In conjunction with a focus on the Jews’ suffering during the Holocaust, a writer or filmmaker often raises the question as to whether hope is still possible after such experiences. It’s not a question that goes away, because since World War II there have been other holocausts, which we now usually call genocides. The writer Anita Diamant was intrigued to learn about Jews “escaping” in 1945 from a camp. But the camp was a detainee camp, not a concentration camp. It was in British occupied Palestine, the land that is now Israel.

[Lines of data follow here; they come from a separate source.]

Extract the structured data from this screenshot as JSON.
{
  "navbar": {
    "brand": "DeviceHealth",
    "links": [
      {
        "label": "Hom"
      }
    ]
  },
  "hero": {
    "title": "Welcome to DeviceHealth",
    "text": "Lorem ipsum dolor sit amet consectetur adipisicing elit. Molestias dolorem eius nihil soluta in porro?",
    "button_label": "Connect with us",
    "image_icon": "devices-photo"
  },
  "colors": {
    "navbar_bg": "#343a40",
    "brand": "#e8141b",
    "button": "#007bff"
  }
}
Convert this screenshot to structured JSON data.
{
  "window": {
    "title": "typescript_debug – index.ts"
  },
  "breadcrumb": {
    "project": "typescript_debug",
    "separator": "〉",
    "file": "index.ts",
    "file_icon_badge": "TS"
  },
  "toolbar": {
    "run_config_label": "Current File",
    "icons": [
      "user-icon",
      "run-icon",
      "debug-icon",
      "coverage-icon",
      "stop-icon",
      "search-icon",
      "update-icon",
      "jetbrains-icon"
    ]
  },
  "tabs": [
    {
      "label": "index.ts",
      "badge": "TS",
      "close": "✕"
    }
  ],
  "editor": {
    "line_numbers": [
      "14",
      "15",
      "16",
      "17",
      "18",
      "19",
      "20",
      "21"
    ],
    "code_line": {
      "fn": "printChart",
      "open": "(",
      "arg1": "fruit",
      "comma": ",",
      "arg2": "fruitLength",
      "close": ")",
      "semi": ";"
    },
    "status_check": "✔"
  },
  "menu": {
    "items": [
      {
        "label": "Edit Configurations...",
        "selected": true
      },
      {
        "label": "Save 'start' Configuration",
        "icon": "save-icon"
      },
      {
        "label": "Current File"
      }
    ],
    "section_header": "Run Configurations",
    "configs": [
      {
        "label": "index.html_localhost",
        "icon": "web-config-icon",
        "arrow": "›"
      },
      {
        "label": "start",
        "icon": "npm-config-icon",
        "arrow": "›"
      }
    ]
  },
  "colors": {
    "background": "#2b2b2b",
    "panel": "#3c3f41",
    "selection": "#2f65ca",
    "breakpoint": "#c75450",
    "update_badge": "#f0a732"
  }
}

The League of Nations had charged Great Britain to make Palestine a home for Jews in 1922, but by the end of World War II, Britain refused the flood of Jewish refugees coming to Palestine from Europe. There were some 250,000 of them who made their way secretly by ship from Europe to Palestine. Many were immediately sent back to Europe, but some were kept in camps on the island of Cyprus. Others were held in Atlit detention camp in Palestine, south of Haifa. It was from this camp that members of the Jewish underground movement against British occupation organized the “breakout” of 208 refugees to a nearby kibbutz. When the British soldiers caught up with them, the kibbutz refused to give them up and local school children and residents came and demonstrated in front of the camp in a gesture of solidarity for the refugees’ plight. In the face of the adverse publicity, the British relented and these refugees were allowed to relocate in Palestine.
There are some ironies in how the British ran Atlit, circumstances that recall the “final solution”. Some were transported from the ship to Atlit in boxcars, the camp had barbed wire and a guard tower, and when they arrived they had to strip and go into the showers for delousing. Diamant shows us how traumatic these conditions could be, and yet how at the same time things like the food, the space between bodies, and lumpy mattresses were welcome.
As in The Red Tent, her novel about Dinah of the Old Testament, Diamant wants to bring to light the role of women in history and to investigate any insight that their female perspective can shed for us on historical events. She has crafted a novel of four main female characters who have come from their separate hells to arrive in Atlit. One was a partisan fighter, one a concentration camp survivor, another was hidden by a Dutch farmer, and the other was taken in by a neighbor in Paris who ran a brothel. They all have their hidden devils and unassuaged grief to carry. As Leonie, the former prostitute, sees it, they each walk balancing their heavy load like a native bearer, keeping it "exquisitely balanced."
I found the book absorbing in its evocation of the camp, of the difference between the new arrivals and the old, between the refugees and the Palestinian Jews there to help them, between the British soldiers and the resistance fighters. There are so many snapshots in the book that it takes some effort to connect the background material that Diamant casually offers to slowly build the past lives of the main characters. While there is renewed hope - in a possible relationship, in helping take care of children, in feeding people on a special occasion - mostly the inhabitants weep or show off to each other. There are parts of them frozen by what they went through and what they witnessed.
The resistance fighter is defeated inside by her almost certain knowledge that her mistakes in the field caused her comrades’ death. The girl in the brothel learned to please her German customers but was brutalized anyway, finally running for help to a nearby convent. You might wonder why she didn’t run before this – she had to be beaten down and stripped of any special consideration that she had won for herself. The camp survivor has vowed never again to praise God, not a God that killed her family and all of her existence. The Dutch girl had been “hidden”, but was used to provide sex for a Dutch farmer and his friends. She finally told his wife and was turned over to the Gestapo the next day. She escaped with others through a hole in a cattle car and returned to Amsterdam, to learn, as she had already guessed, that her entire family was dead.
Diamant calls the book Day after Night, but what she shows us is how the night lingers on. The escape to the kibbutz provides some drama for an ending, but the book doesn’t generate real momentum on its own. None of the women really change, except the camp survivor. She begins to venture out of her shell, by extending sympathy to a young boy.
What the book finally feels like is a crafted concoction, with the politics and realities parceled out in small quantities, to seem like “real life”, because everything is understated. But Diamant shouldn’t be so careful to avoid life head on. The dramas that we live come and confront us, and our changes encompass more than just the weight of remembering them.